Meanwhile, Senators owner Clark Griffith acknowledged yesterday that he gave Indians owner Alva Bradley permission to talk to Harris about the job, but insists that no such discussion has yet taken place. It is reported that Harris, who is currently off on a fishing trip in North Carolina, has expressed willingess to take the job, but only if he is given a three-year contract instead of one good for only a single season. Griffith has several options from which to choose Harris's replacement, including his adopted son Calvin, who managed the Senators' Charlotte farm club last season.
Today's marquee game in college football pits Columbia against Cornell, in a matchup which will be the making or the breaking of the 1940 Lions.

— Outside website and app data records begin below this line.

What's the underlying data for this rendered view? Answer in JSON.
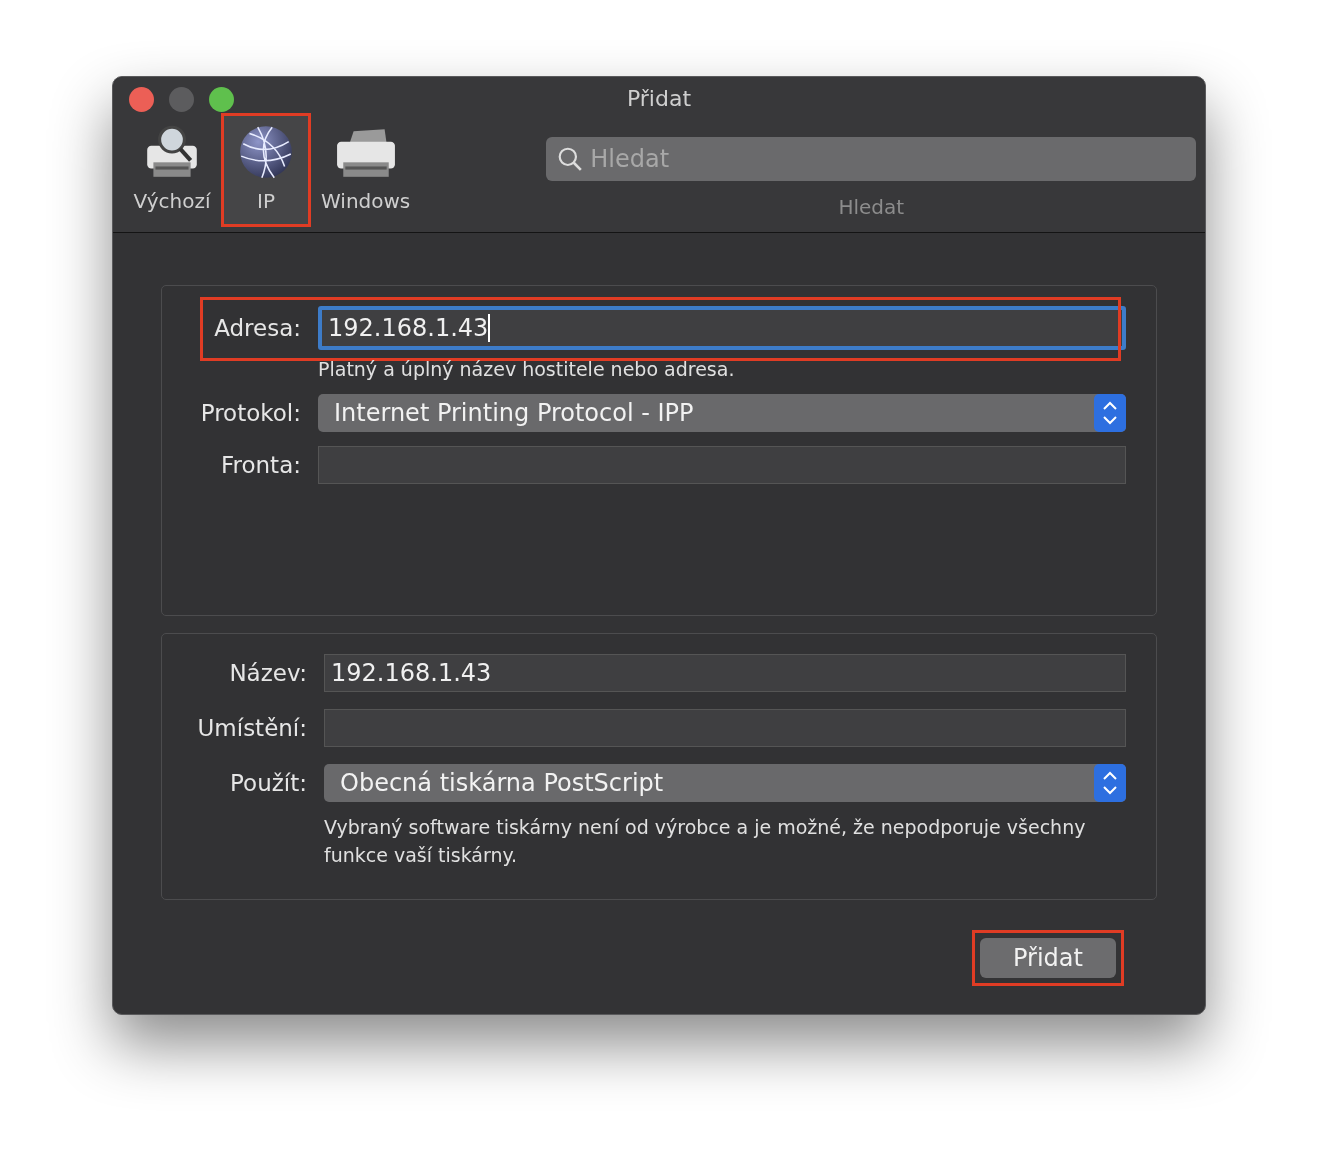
{
  "window": {
    "title": "Přidat"
  },
  "toolbar": [
    {
      "label": "Výchozí",
      "kind": "printer-search",
      "selected": false
    },
    {
      "label": "IP",
      "kind": "globe",
      "selected": true
    },
    {
      "label": "Windows",
      "kind": "printer",
      "selected": false
    }
  ],
  "search": {
    "placeholder": "Hledat",
    "caption": "Hledat"
  },
  "connection": {
    "address": {
      "label": "Adresa:",
      "value": "192.168.1.43",
      "focused": true
    },
    "hint": "Platný a úplný název hostitele nebo adresa.",
    "protocol": {
      "label": "Protokol:",
      "value": "Internet Printing Protocol - IPP"
    },
    "queue": {
      "label": "Fronta:"
    }
  },
  "printer": {
    "name": {
      "label": "Název:",
      "value": "192.168.1.43"
    },
    "location": {
      "label": "Umístění:"
    },
    "use": {
      "label": "Použít:",
      "value": "Obecná tiskárna PostScript"
    },
    "note": "Vybraný software tiskárny není od výrobce a je možné, že nepodporuje všechny funkce vaší tiskárny."
  },
  "add_button": "Přidat"
}
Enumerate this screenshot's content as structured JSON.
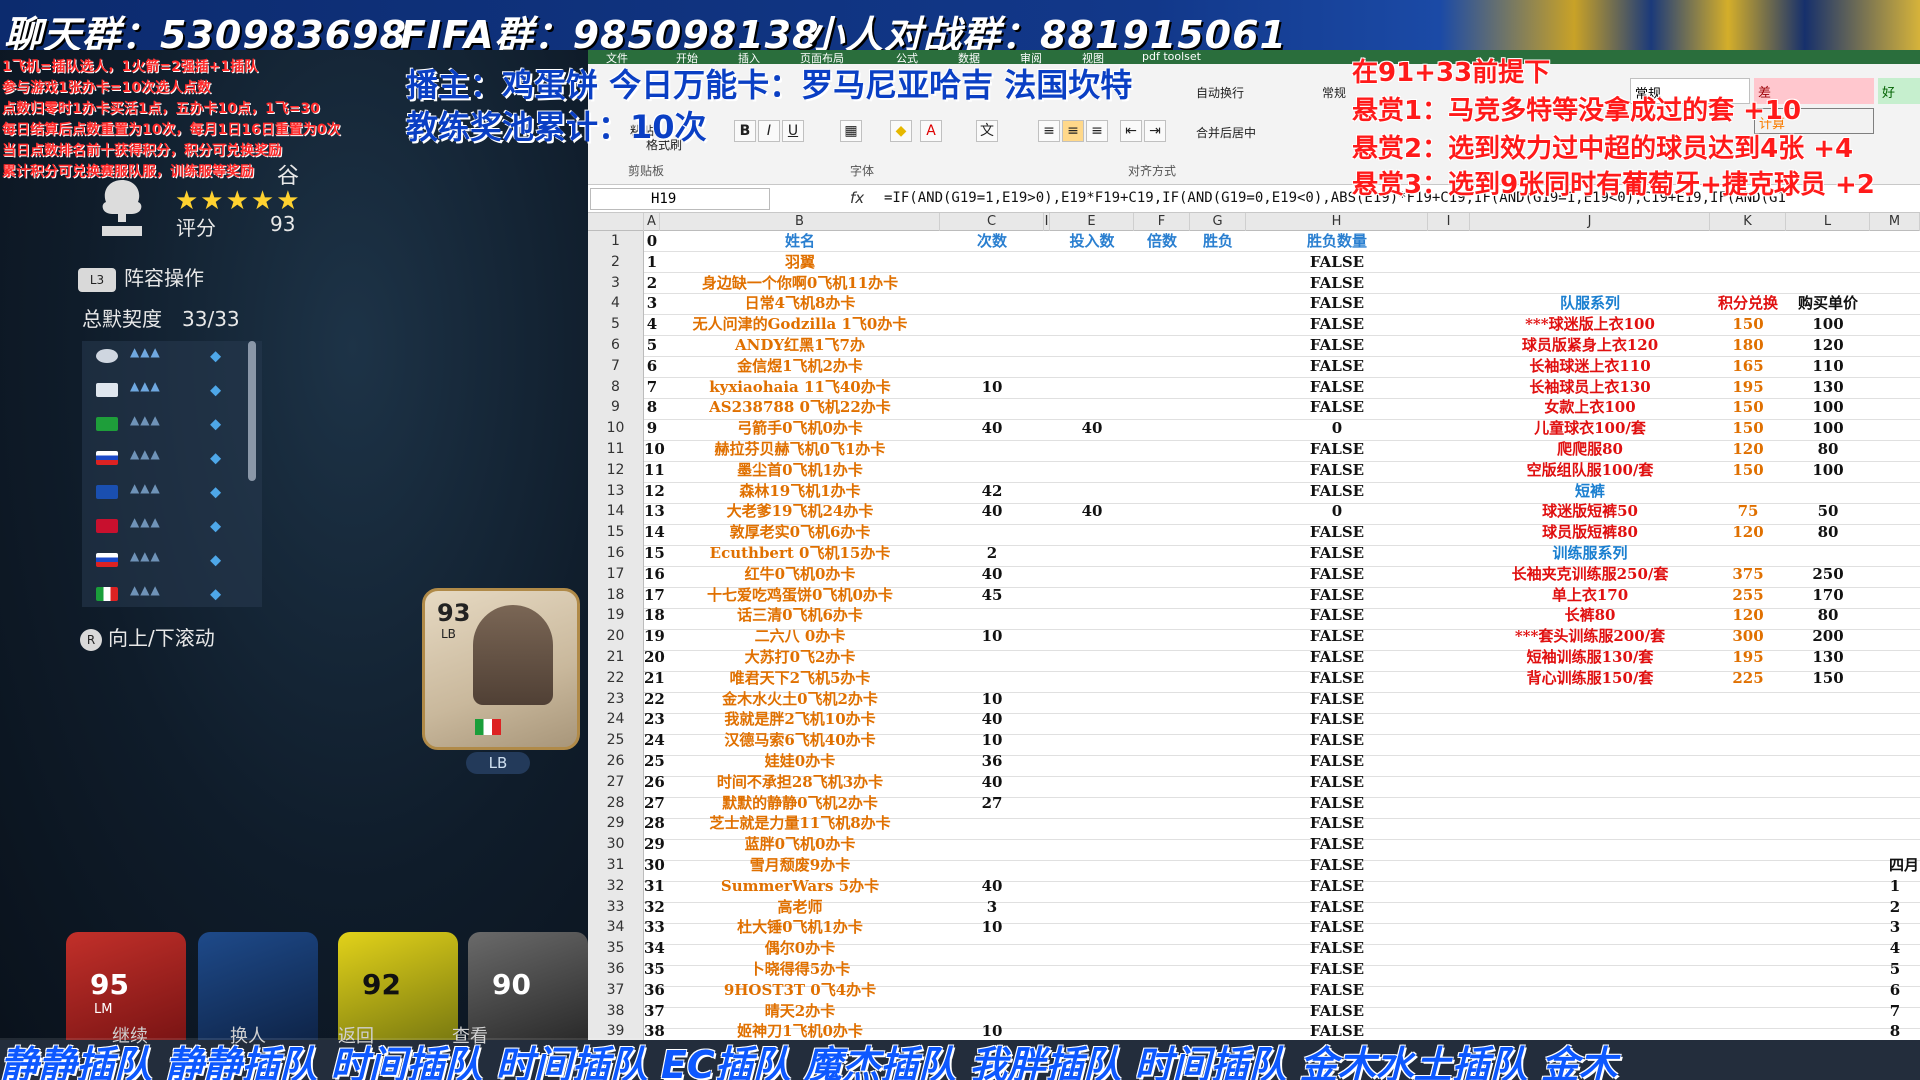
{
  "banner": {
    "chat_group": "聊天群：530983698",
    "fifa_group": "FIFA群：985098138",
    "pvp_group": "小人对战群：881915061"
  },
  "rules": [
    "1飞机=插队选人，1火箭=2强插+1插队",
    "参与游戏1张办卡=10次选人点数",
    "点数归零时1办卡买活1点，五办卡10点，1飞=30",
    "每日结算后点数重置为10次，每月1日16日重置为0次",
    "当日点数排名前十获得积分，积分可兑换奖励",
    "累计积分可兑换赛服队服，训练服等奖励"
  ],
  "host": {
    "line1": "播主：鸡蛋饼 今日万能卡：罗马尼亚哈吉 法国坎特",
    "line2": "教练奖池累计：10次"
  },
  "bounties": {
    "head": "在91+33前提下",
    "b1": "悬赏1：马竞多特等没拿成过的套 +10",
    "b2": "悬赏2：选到效力过中超的球员达到4张 +4",
    "b3": "悬赏3：选到9张同时有葡萄牙+捷克球员 +2"
  },
  "game": {
    "profile_label": "谷",
    "stars": "★★★★★",
    "score_label": "评分",
    "score_value": "93",
    "lineup_btn_icon": "L3",
    "lineup_btn": "阵容操作",
    "chem_label": "总默契度",
    "chem_value": "33/33",
    "scroll_hint": "向上/下滚动",
    "card": {
      "rating": "93",
      "pos": "LB"
    },
    "lb_tag": "LB",
    "bottom_cards": [
      {
        "rating": "95",
        "pos": "LM"
      },
      {
        "rating": "92",
        "pos": ""
      },
      {
        "rating": "90",
        "pos": ""
      }
    ],
    "bottom_btns": [
      "继续",
      "换人",
      "返回",
      "查看"
    ]
  },
  "excel": {
    "tabs": [
      "文件",
      "开始",
      "插入",
      "页面布局",
      "公式",
      "数据",
      "审阅",
      "视图",
      "pdf toolset"
    ],
    "font_group": "字体",
    "align_group": "对齐方式",
    "clipboard_group": "剪贴板",
    "wrap": "自动换行",
    "merge": "合并后居中",
    "paste": "粘贴",
    "format_painter": "格式刷",
    "style_normal": "常规",
    "style_bad": "差",
    "style_good": "好",
    "style_calc": "计算",
    "number_format": "常规",
    "name_box": "H19",
    "formula": "=IF(AND(G19=1,E19>0),E19*F19+C19,IF(AND(G19=0,E19<0),ABS(E19)*F19+C19,IF(AND(G19=1,E19<0),C19+E19,IF(AND(G1",
    "columns": [
      "A",
      "B",
      "C",
      "I",
      "E",
      "F",
      "G",
      "H",
      "I",
      "J",
      "K",
      "L",
      "M"
    ],
    "header_row": {
      "a": "0",
      "b": "姓名",
      "c": "次数",
      "e": "投入数",
      "f": "倍数",
      "g": "胜负",
      "h": "胜负数量"
    },
    "rows": [
      {
        "a": "1",
        "b": "羽翼",
        "c": "",
        "e": "",
        "h": "FALSE"
      },
      {
        "a": "2",
        "b": "身边缺一个你啊0飞机11办卡",
        "c": "",
        "e": "",
        "h": "FALSE"
      },
      {
        "a": "3",
        "b": "日常4飞机8办卡",
        "c": "",
        "e": "",
        "h": "FALSE"
      },
      {
        "a": "4",
        "b": "无人问津的Godzilla 1飞0办卡",
        "c": "",
        "e": "",
        "h": "FALSE"
      },
      {
        "a": "5",
        "b": "ANDY红黑1飞7办",
        "c": "",
        "e": "",
        "h": "FALSE"
      },
      {
        "a": "6",
        "b": "金信煜1飞机2办卡",
        "c": "",
        "e": "",
        "h": "FALSE"
      },
      {
        "a": "7",
        "b": "kyxiaohaia 11飞40办卡",
        "c": "10",
        "e": "",
        "h": "FALSE"
      },
      {
        "a": "8",
        "b": "AS238788 0飞机22办卡",
        "c": "",
        "e": "",
        "h": "FALSE"
      },
      {
        "a": "9",
        "b": "弓箭手0飞机0办卡",
        "c": "40",
        "e": "40",
        "h": "0"
      },
      {
        "a": "10",
        "b": "赫拉芬贝赫飞机0飞1办卡",
        "c": "",
        "e": "",
        "h": "FALSE"
      },
      {
        "a": "11",
        "b": "墨尘首0飞机1办卡",
        "c": "",
        "e": "",
        "h": "FALSE"
      },
      {
        "a": "12",
        "b": "森林19飞机1办卡",
        "c": "42",
        "e": "",
        "h": "FALSE"
      },
      {
        "a": "13",
        "b": "大老爹19飞机24办卡",
        "c": "40",
        "e": "40",
        "h": "0"
      },
      {
        "a": "14",
        "b": "敦厚老实0飞机6办卡",
        "c": "",
        "e": "",
        "h": "FALSE"
      },
      {
        "a": "15",
        "b": "Ecuthbert 0飞机15办卡",
        "c": "2",
        "e": "",
        "h": "FALSE"
      },
      {
        "a": "16",
        "b": "红牛0飞机0办卡",
        "c": "40",
        "e": "",
        "h": "FALSE"
      },
      {
        "a": "17",
        "b": "十七爱吃鸡蛋饼0飞机0办卡",
        "c": "45",
        "e": "",
        "h": "FALSE"
      },
      {
        "a": "18",
        "b": "话三清0飞机6办卡",
        "c": "",
        "e": "",
        "h": "FALSE"
      },
      {
        "a": "19",
        "b": "二六八 0办卡",
        "c": "10",
        "e": "",
        "h": "FALSE"
      },
      {
        "a": "20",
        "b": "大苏打0飞2办卡",
        "c": "",
        "e": "",
        "h": "FALSE"
      },
      {
        "a": "21",
        "b": "唯君天下2飞机5办卡",
        "c": "",
        "e": "",
        "h": "FALSE"
      },
      {
        "a": "22",
        "b": "金木水火土0飞机2办卡",
        "c": "10",
        "e": "",
        "h": "FALSE"
      },
      {
        "a": "23",
        "b": "我就是胖2飞机10办卡",
        "c": "40",
        "e": "",
        "h": "FALSE"
      },
      {
        "a": "24",
        "b": "汉德马索6飞机40办卡",
        "c": "10",
        "e": "",
        "h": "FALSE"
      },
      {
        "a": "25",
        "b": "娃娃0办卡",
        "c": "36",
        "e": "",
        "h": "FALSE"
      },
      {
        "a": "26",
        "b": "时间不承担28飞机3办卡",
        "c": "40",
        "e": "",
        "h": "FALSE"
      },
      {
        "a": "27",
        "b": "默默的静静0飞机2办卡",
        "c": "27",
        "e": "",
        "h": "FALSE"
      },
      {
        "a": "28",
        "b": "芝士就是力量11飞机8办卡",
        "c": "",
        "e": "",
        "h": "FALSE"
      },
      {
        "a": "29",
        "b": "蓝胖0飞机0办卡",
        "c": "",
        "e": "",
        "h": "FALSE"
      },
      {
        "a": "30",
        "b": "雪月颓废9办卡",
        "c": "",
        "e": "",
        "h": "FALSE"
      },
      {
        "a": "31",
        "b": "SummerWars 5办卡",
        "c": "40",
        "e": "",
        "h": "FALSE"
      },
      {
        "a": "32",
        "b": "高老师",
        "c": "3",
        "e": "",
        "h": "FALSE"
      },
      {
        "a": "33",
        "b": "杜大锤0飞机1办卡",
        "c": "10",
        "e": "",
        "h": "FALSE"
      },
      {
        "a": "34",
        "b": "偶尔0办卡",
        "c": "",
        "e": "",
        "h": "FALSE"
      },
      {
        "a": "35",
        "b": "卜晓得得5办卡",
        "c": "",
        "e": "",
        "h": "FALSE"
      },
      {
        "a": "36",
        "b": "9HOST3T 0飞4办卡",
        "c": "",
        "e": "",
        "h": "FALSE"
      },
      {
        "a": "37",
        "b": "晴天2办卡",
        "c": "",
        "e": "",
        "h": "FALSE"
      },
      {
        "a": "38",
        "b": "姬神刀1飞机0办卡",
        "c": "10",
        "e": "",
        "h": "FALSE"
      }
    ],
    "shop_header": {
      "j": "队服系列",
      "k": "积分兑换",
      "l": "购买单价"
    },
    "shop": [
      {
        "j": "***球迷版上衣100",
        "k": "150",
        "l": "100",
        "color": "#e01010"
      },
      {
        "j": "球员版紧身上衣120",
        "k": "180",
        "l": "120",
        "color": "#e01010"
      },
      {
        "j": "长袖球迷上衣110",
        "k": "165",
        "l": "110",
        "color": "#e01010"
      },
      {
        "j": "长袖球员上衣130",
        "k": "195",
        "l": "130",
        "color": "#e01010"
      },
      {
        "j": "女款上衣100",
        "k": "150",
        "l": "100",
        "color": "#e01010"
      },
      {
        "j": "儿童球衣100/套",
        "k": "150",
        "l": "100",
        "color": "#e01010"
      },
      {
        "j": "爬爬服80",
        "k": "120",
        "l": "80",
        "color": "#e01010"
      },
      {
        "j": "空版组队服100/套",
        "k": "150",
        "l": "100",
        "color": "#e01010"
      },
      {
        "j": "短裤",
        "k": "",
        "l": "",
        "color": "#1a7fd0"
      },
      {
        "j": "球迷版短裤50",
        "k": "75",
        "l": "50",
        "color": "#e01010"
      },
      {
        "j": "球员版短裤80",
        "k": "120",
        "l": "80",
        "color": "#e01010"
      },
      {
        "j": "训练服系列",
        "k": "",
        "l": "",
        "color": "#1a7fd0"
      },
      {
        "j": "长袖夹克训练服250/套",
        "k": "375",
        "l": "250",
        "color": "#e01010"
      },
      {
        "j": "单上衣170",
        "k": "255",
        "l": "170",
        "color": "#e01010"
      },
      {
        "j": "长裤80",
        "k": "120",
        "l": "80",
        "color": "#e01010"
      },
      {
        "j": "***套头训练服200/套",
        "k": "300",
        "l": "200",
        "color": "#e01010"
      },
      {
        "j": "短袖训练服130/套",
        "k": "195",
        "l": "130",
        "color": "#e01010"
      },
      {
        "j": "背心训练服150/套",
        "k": "225",
        "l": "150",
        "color": "#e01010"
      }
    ],
    "m_col": [
      "1",
      "2",
      "3",
      "4",
      "5",
      "6",
      "7",
      "8"
    ],
    "april": "四月"
  },
  "bottom_scroll": "静静插队 静静插队 时间插队 时间插队 EC插队 魔杰插队 我胖插队 时间插队 金木水土插队 金木"
}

The Football Dodgers have an even chance to take down the mighty Bears tomorrow if their ends can stand up against the usual brutal pounding dished out by the Chicago club. Coach Jock Sutherland is expected to deploy the forward pass more than he has so far this season as a counter to the strong Chicago defense.
Billy Conn is one step closer to a title match with Joe Louis after a ten round victory over Al McCoy at Boston Garden last night. Conn dealt out "murderous punishment" against McCoy to win a unanimous decision.
"Knute Rockne -- All American" is a "sincere and deft" tribute to the man who put Notre Dame on the football map and revolutionized how the game is played, according to Herbert Cohn, who ventured up to the New York Strand to see the picture. The entire film is well cast, especially Pat O'Brien, done up in a putty nose, a false chin, and a bald-head wig as Rockne himself and Gale Page as wife Bonnie.
At the Patio, it's Laurence Olivier and Greer Garson in "Pride and Prejudice," paired with Carole Landis and John Hubbard in "Turnabout." Something for everyone.
(With the baseball season over, it's time for incisive political satire.)
(I often wonder what Jo was like before she married George, but then I meet her relatives...)
(OK, we're listening.)
(Dan takes on his most implacable enemy of all -- procedure!!)